Early Education Curriculum
We structure our early childhood education curriculum around four key elements of development to ensure the growth of the whole child. They are:
Your child will communicate with others verbally and nonverbally to engage the world around them. Your child will make new friends and gain the confidence, self-
Children will enjoy a safe, nurturing “home away from home” where they can learn to express themselves and understand their own unique identities. Your child will gain the comfort and confidence to forge trusting relationships, value their individuality, and have fun just being himself.
We focus on the physical health and well-
Our early education programs help build brain power by supporting the development of judgment, perception, memory, reasoning, critical thinking, and language through a series of age-
Here are some important learning milestones that we are going to focus on:
We will keep offering and doing all the other activities we have in our program such as; circle time, projects, music class, dance and creative movement classes.
As you know your child learns through play and creative activity. We are happy with the progress that each child has achieved by every age group but we believe they can always go above and beyond and learn more.

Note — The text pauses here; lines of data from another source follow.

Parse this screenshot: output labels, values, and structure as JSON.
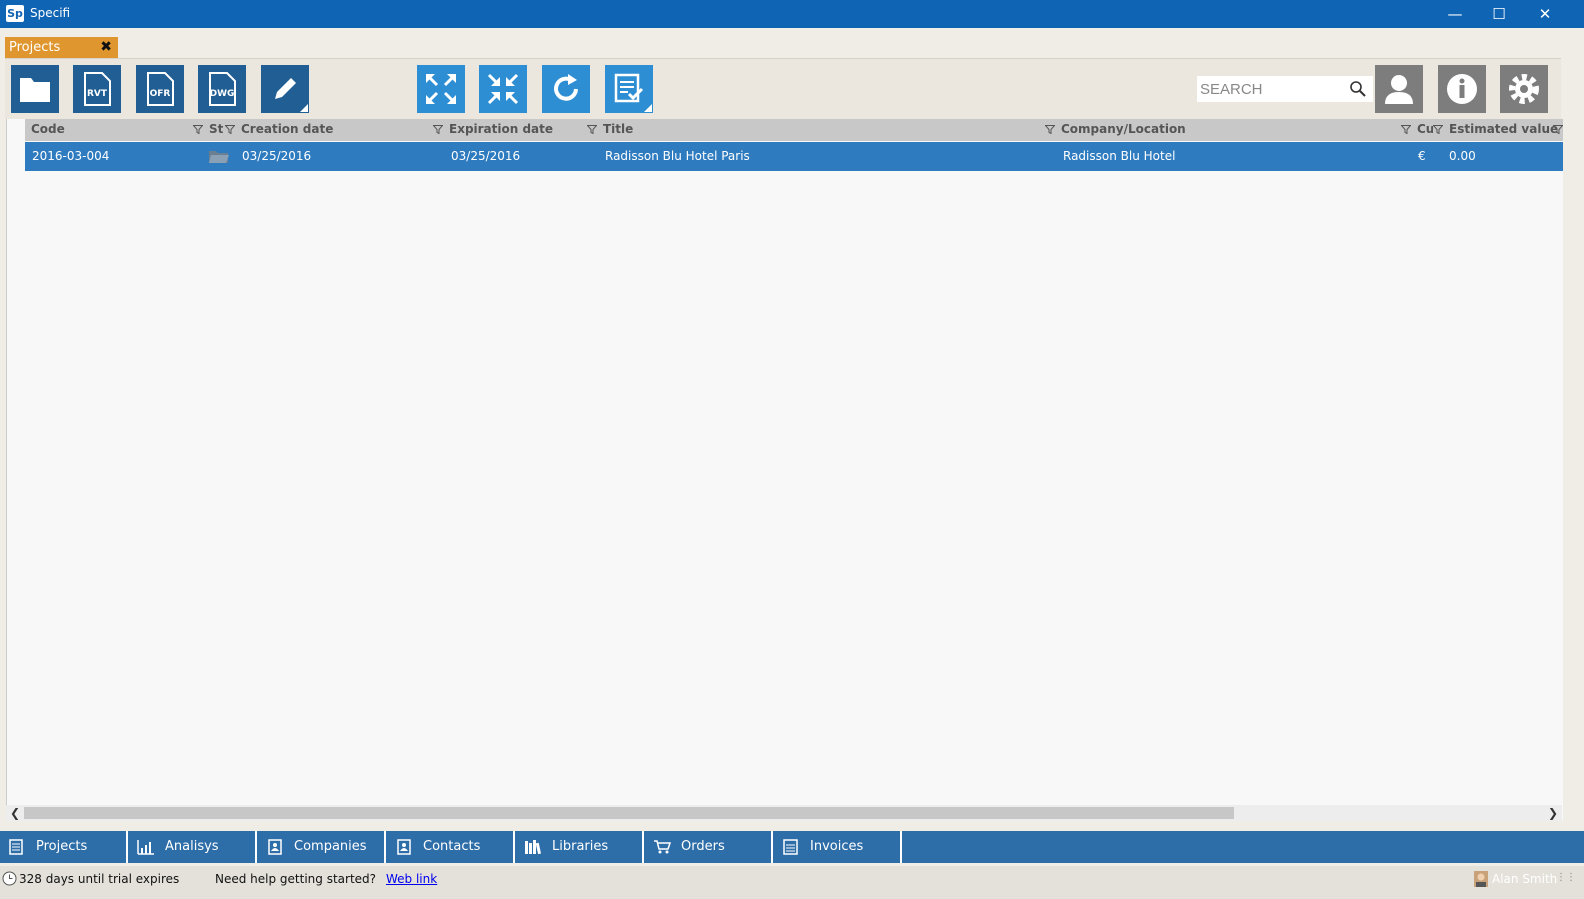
{
  "window": {
    "title": "Specifi",
    "icon_text": "Sp"
  },
  "doc_tab": {
    "label": "Projects"
  },
  "search": {
    "placeholder": "SEARCH"
  },
  "grid": {
    "columns": [
      "Code",
      "Sta",
      "Creation date",
      "Expiration date",
      "Title",
      "Company/Location",
      "Cu",
      "Estimated value"
    ],
    "rows": [
      {
        "code": "2016-03-004",
        "creation_date": "03/25/2016",
        "expiration_date": "03/25/2016",
        "title": "Radisson Blu Hotel Paris",
        "company": "Radisson Blu Hotel",
        "currency": "€",
        "estimated_value": "0.00"
      }
    ]
  },
  "nav": [
    {
      "label": "Projects"
    },
    {
      "label": "Analisys"
    },
    {
      "label": "Companies"
    },
    {
      "label": "Contacts"
    },
    {
      "label": "Libraries"
    },
    {
      "label": "Orders"
    },
    {
      "label": "Invoices"
    }
  ],
  "status": {
    "trial": "328 days until trial expires",
    "help": "Need help getting started?",
    "link": "Web link",
    "user": "Alan Smith"
  },
  "toolbar": {
    "rvt": "RVT",
    "ofr": "OFR",
    "dwg": "DWG"
  },
  "colors": {
    "titlebar": "#1064b4",
    "tab_accent": "#e0962e",
    "selected_row": "#2e7bbf",
    "nav": "#2e6ea8"
  }
}
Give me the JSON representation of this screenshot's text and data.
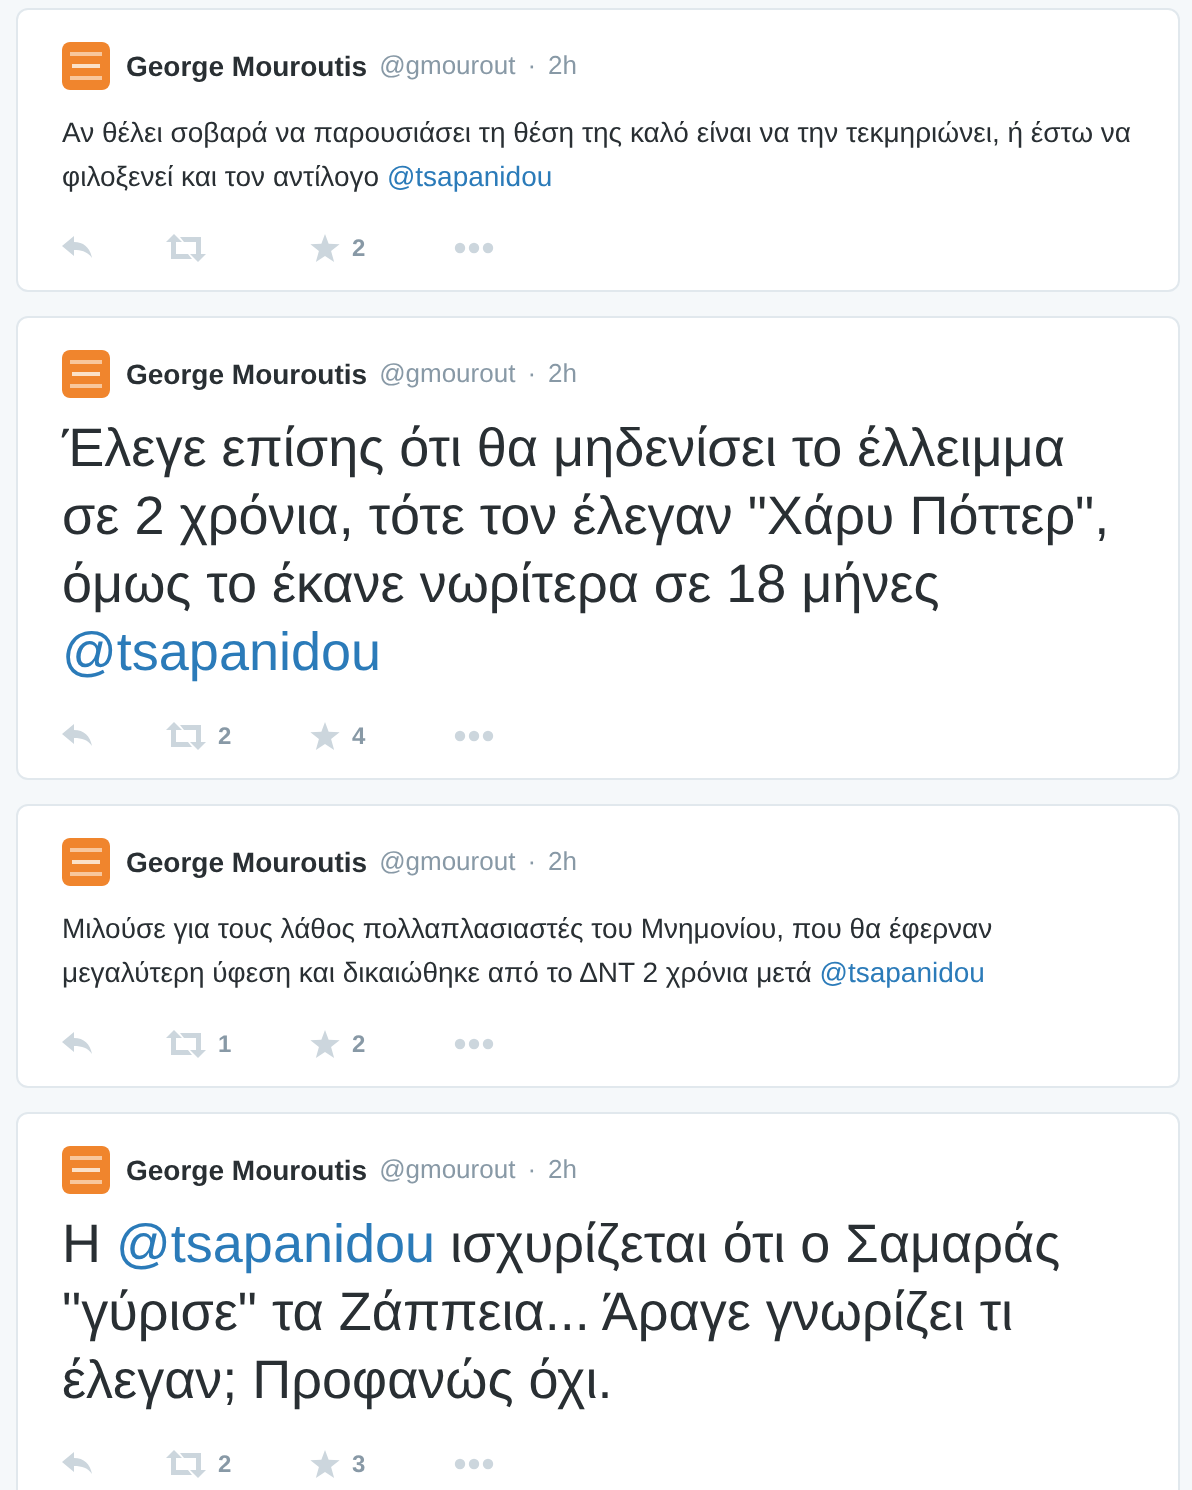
{
  "tweets": [
    {
      "name": "George Mouroutis",
      "handle": "@gmourout",
      "separator": "·",
      "time": "2h",
      "large": false,
      "segments": [
        {
          "kind": "text",
          "text": "Αν θέλει σοβαρά να παρουσιάσει τη θέση της καλό είναι να την τεκμηριώνει, ή έστω να φιλοξενεί και τον αντίλογο "
        },
        {
          "kind": "mention",
          "text": "@tsapanidou"
        }
      ],
      "favorites": "2"
    },
    {
      "name": "George Mouroutis",
      "handle": "@gmourout",
      "separator": "·",
      "time": "2h",
      "large": true,
      "segments": [
        {
          "kind": "text",
          "text": "Έλεγε επίσης ότι θα μηδενίσει το έλλειμμα σε 2 χρόνια, τότε τον έλεγαν \"Χάρυ Πόττερ\", όμως το έκανε νωρίτερα σε 18 μήνες "
        },
        {
          "kind": "mention",
          "text": "@tsapanidou"
        }
      ],
      "retweets": "2",
      "favorites": "4"
    },
    {
      "name": "George Mouroutis",
      "handle": "@gmourout",
      "separator": "·",
      "time": "2h",
      "large": false,
      "segments": [
        {
          "kind": "text",
          "text": "Μιλούσε για τους λάθος πολλαπλασιαστές του Μνημονίου, που θα έφερναν μεγαλύτερη ύφεση και δικαιώθηκε από το ΔΝΤ 2 χρόνια μετά "
        },
        {
          "kind": "mention",
          "text": "@tsapanidou"
        }
      ],
      "retweets": "1",
      "favorites": "2"
    },
    {
      "name": "George Mouroutis",
      "handle": "@gmourout",
      "separator": "·",
      "time": "2h",
      "large": true,
      "segments": [
        {
          "kind": "text",
          "text": "Η "
        },
        {
          "kind": "mention",
          "text": "@tsapanidou"
        },
        {
          "kind": "text",
          "text": " ισχυρίζεται ότι ο Σαμαράς \"γύρισε\" τα Ζάππεια... Άραγε γνωρίζει τι έλεγαν; Προφανώς όχι."
        }
      ],
      "retweets": "2",
      "favorites": "3"
    }
  ]
}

The Preschool kids (the younger ones) will also have the opportunity to spend some time in the classroom setting and getting them more adaptable to sitting longer, (since we know they can’t concentrate that much) but this will help teach them this process. They will start having some homework appropriate for their ages. We also will have a weekly book and poem for each child to work on in school and at home and along with all the other subjects to help them learn and grow and get prepared for the Pre-
New for the next School Year is addition of standardized study books. Each child will get a personal book for each study subject. The books are age appropriate and will play an important role in overall educational process. Active parents participation is expected in homework preparation. We do understand that our students are the youngest ones, so we shall approach this learning process gently without overwhelming routine.

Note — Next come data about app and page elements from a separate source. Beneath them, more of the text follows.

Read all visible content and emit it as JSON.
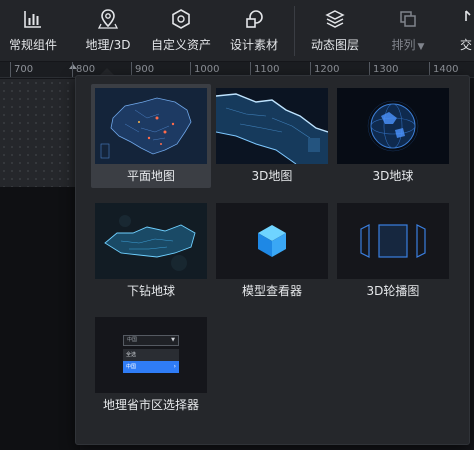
{
  "toolbar": {
    "items": [
      {
        "label": "常规组件",
        "icon": "bar-chart-icon"
      },
      {
        "label": "地理/3D",
        "icon": "map-pin-icon"
      },
      {
        "label": "自定义资产",
        "icon": "hexagon-icon"
      },
      {
        "label": "设计素材",
        "icon": "shapes-icon"
      },
      {
        "label": "动态图层",
        "icon": "layers-icon"
      },
      {
        "label": "排列",
        "icon": "arrange-icon",
        "disabled": true
      },
      {
        "label": "交",
        "icon": "interaction-icon"
      }
    ]
  },
  "ruler": {
    "ticks": [
      "700",
      "800",
      "900",
      "1000",
      "1100",
      "1200",
      "1300",
      "1400"
    ]
  },
  "geo_panel": {
    "items": [
      {
        "label": "平面地图",
        "selected": true
      },
      {
        "label": "3D地图",
        "selected": false
      },
      {
        "label": "3D地球",
        "selected": false
      },
      {
        "label": "下钻地球",
        "selected": false
      },
      {
        "label": "模型查看器",
        "selected": false
      },
      {
        "label": "3D轮播图",
        "selected": false
      },
      {
        "label": "地理省市区选择器",
        "selected": false
      }
    ],
    "selector_preview": {
      "select_value": "中国",
      "options": [
        "全选",
        "中国"
      ]
    }
  },
  "colors": {
    "toolbar_bg": "#232529",
    "panel_bg": "#25272b",
    "selected_card_bg": "#3b3e44",
    "accent_blue": "#2f7cf6"
  }
}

Having your child eat his oatmeal on his own lets him sharpen his fine motor skills, gives him control over the foods he puts in his mouth and teaches him to regulate his appetite, says child psychologist Heather Wittenberg, Psy.D. You should still supervise him, and step in if he gets discouraged. It’s fine to set limits: If you have to scrub the walls after every meal, you may want to let him self-feed only one meal a day. You can also have him practice eating dry foods by himself and give him a hand with sticky, drippy ones. End the session when he stops eating and starts tossing food.
Your toddler loves your attention, but she needs time on her own too. “If you do everything with her, she won’t learn to see what she can do for herself,” points out Kate Eshleman, Psy.D., a pediatric psychologist at Cleveland Clinic Children’s. Instead of helping her build a block tower, watch her do it. So what if her project tumbles and she starts crying? Frustration and failure are normal parts of growth, and your child needs to figure out how to manage them, says Dr. Eshleman. If she asks for assistance with the shape sorter, you might say, “Let me see you do it. If you have trouble, I’ll help.” Encouraging your child to master it by herself will boost her sense of competence and inspire her to try other things on her own.

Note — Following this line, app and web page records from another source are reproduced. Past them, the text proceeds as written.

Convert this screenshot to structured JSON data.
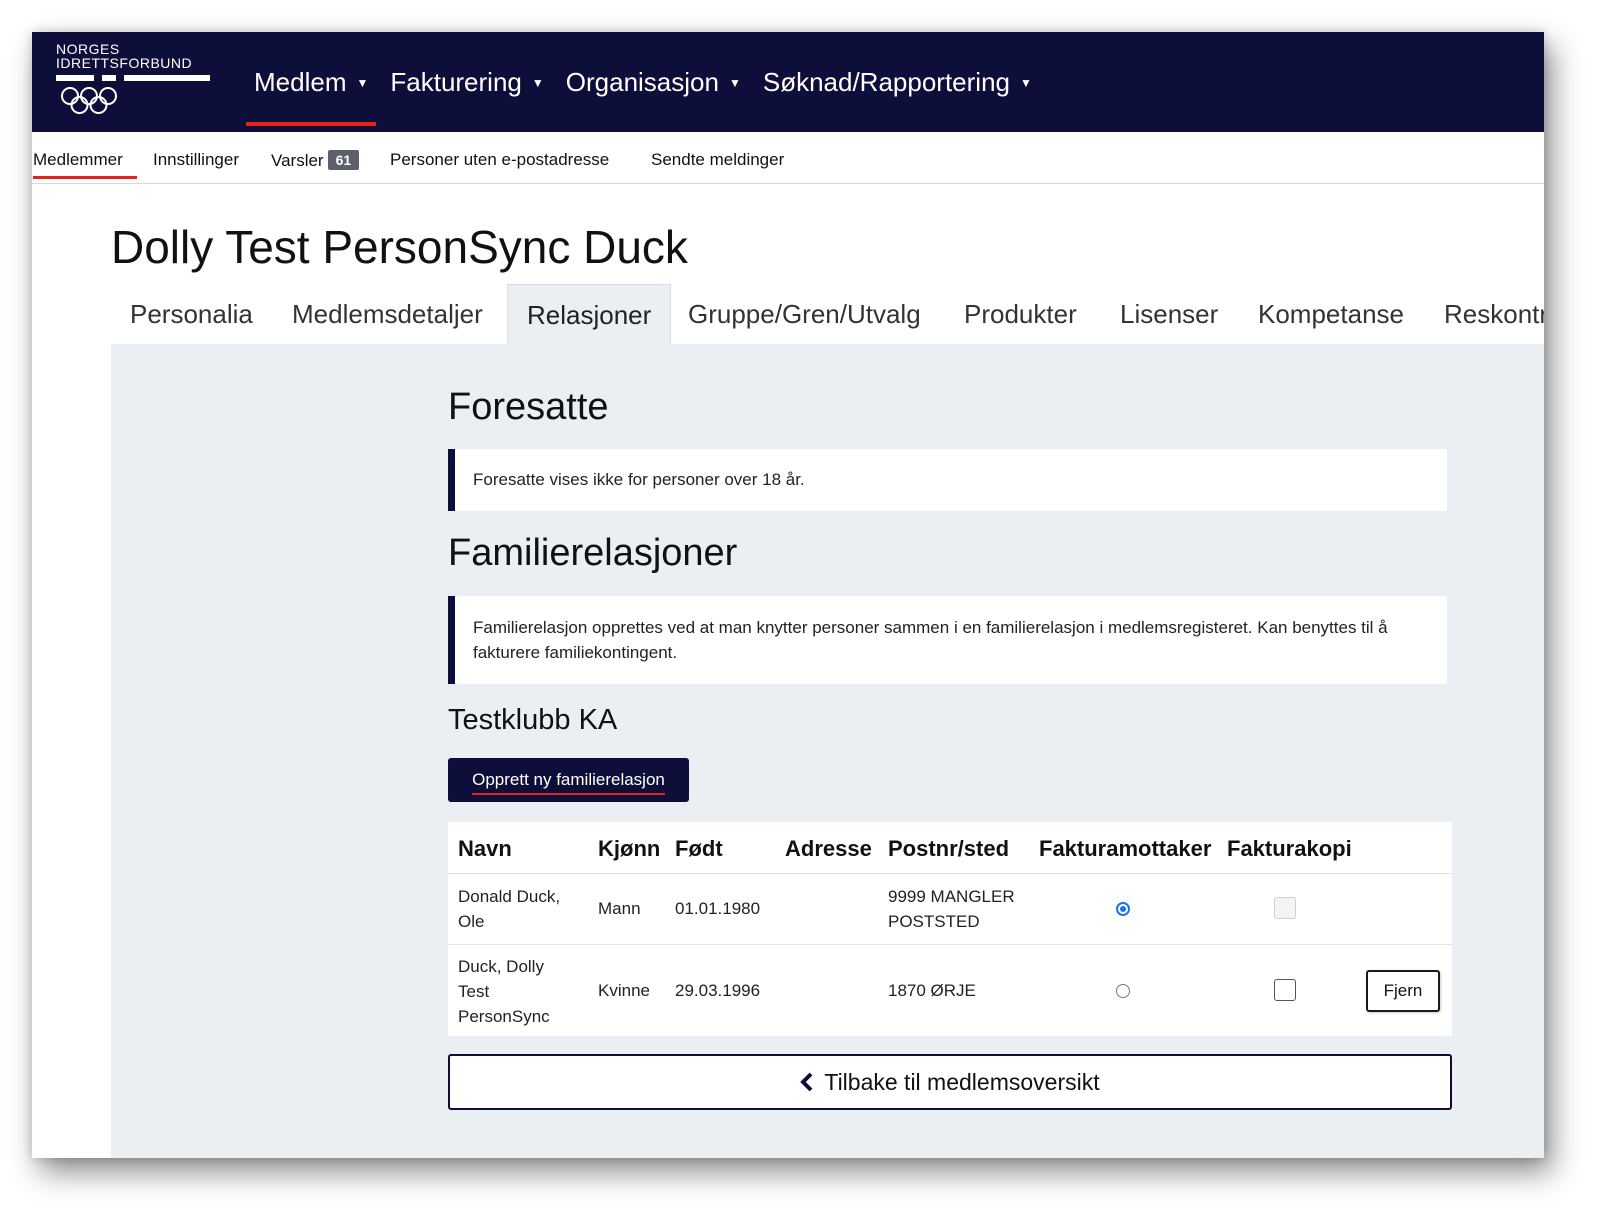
{
  "brand": {
    "line1": "NORGES",
    "line2": "IDRETTSFORBUND"
  },
  "main_nav": [
    {
      "label": "Medlem",
      "active": true
    },
    {
      "label": "Fakturering",
      "active": false
    },
    {
      "label": "Organisasjon",
      "active": false
    },
    {
      "label": "Søknad/Rapportering",
      "active": false
    }
  ],
  "sub_nav": {
    "members": "Medlemmer",
    "settings": "Innstillinger",
    "alerts": "Varsler",
    "alerts_count": "61",
    "no_email": "Personer uten e-postadresse",
    "sent": "Sendte meldinger"
  },
  "page_title": "Dolly Test PersonSync Duck",
  "tabs": [
    {
      "label": "Personalia",
      "active": false
    },
    {
      "label": "Medlemsdetaljer",
      "active": false
    },
    {
      "label": "Relasjoner",
      "active": true
    },
    {
      "label": "Gruppe/Gren/Utvalg",
      "active": false
    },
    {
      "label": "Produkter",
      "active": false
    },
    {
      "label": "Lisenser",
      "active": false
    },
    {
      "label": "Kompetanse",
      "active": false
    },
    {
      "label": "Reskontro",
      "active": false
    }
  ],
  "guardians": {
    "title": "Foresatte",
    "info": "Foresatte vises ikke for personer over 18 år."
  },
  "family": {
    "title": "Familierelasjoner",
    "info": "Familierelasjon opprettes ved at man knytter personer sammen i en familierelasjon i medlemsregisteret. Kan benyttes til å fakturere familiekontingent.",
    "club": "Testklubb KA",
    "create_button": "Opprett ny familierelasjon"
  },
  "table": {
    "headers": {
      "name": "Navn",
      "gender": "Kjønn",
      "born": "Født",
      "address": "Adresse",
      "postal": "Postnr/sted",
      "invoice_recipient": "Fakturamottaker",
      "invoice_copy": "Fakturakopi"
    },
    "rows": [
      {
        "name": "Donald Duck, Ole",
        "gender": "Mann",
        "born": "01.01.1980",
        "address": "",
        "postal": "9999 MANGLER POSTSTED",
        "invoice_recipient": true,
        "invoice_copy": false,
        "invoice_copy_disabled": true
      },
      {
        "name": "Duck, Dolly Test PersonSync",
        "gender": "Kvinne",
        "born": "29.03.1996",
        "address": "",
        "postal": "1870 ØRJE",
        "invoice_recipient": false,
        "invoice_copy": false,
        "invoice_copy_disabled": false,
        "remove_label": "Fjern"
      }
    ]
  },
  "back_button": "Tilbake til medlemsoversikt",
  "colors": {
    "navbar": "#0e0e3a",
    "accent_red": "#e2231a",
    "panel": "#e9eff3",
    "radio_blue": "#1a73e8"
  }
}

Finger-painting and squishing Play-Doh are great for advancing your child’s cognitive and motor skills. Using different mediums (such as crayons, shaving cream, and paint) and tools (brushes, paste, and glitter) fosters creativity and coordination. Art projects can even improve writing skills later on since they help strengthen a toddler’s hand muscles, notes Dr. Eshleman. Let your kid take the lead on projects, deciding which colors to use and shapes to make. When she shows you an abstract scribble, ask what it is rather than labeling the drawing yourself. If you prefer not to turn your kitchen into a splattered art studio, put down newspaper before you start a project, or set up a station in the yard or the basement.
It’s never too early to introduce the idea that your child is a valued member of the family who has something to contribute. A great way to demonstrate this is to enlist his assistance with simple tasks, such as putting toys away in bins (singing the “Clean Up” song will motivate him), hanging his coat on a hook at his level, and bringing his empty bowl to the kitchen. Don’t expect your little helper to save you any time. Your goal is to boost his sense of responsibility and accomplishment, says Dr. Wittenberg.
Storytelling, puppetry, and a substantial children's library are some of the ways we make learning language-based skills inspiring and fun.
Our philosophy is that children at this particular age learn best through play. We use books and other materials to teach colors, shapes, counting, sorting and letter and number recognition. We also cover these curriculum areas through circle time and music activities. We continually discuss color, form, texture and learning about our world through art activities, science, cooking, games, puzzles and building toys both large and small. Ours is a language-rich environment that promotes the acquisition and use of language to express needs, build relationships, and learn to work and play cooperatively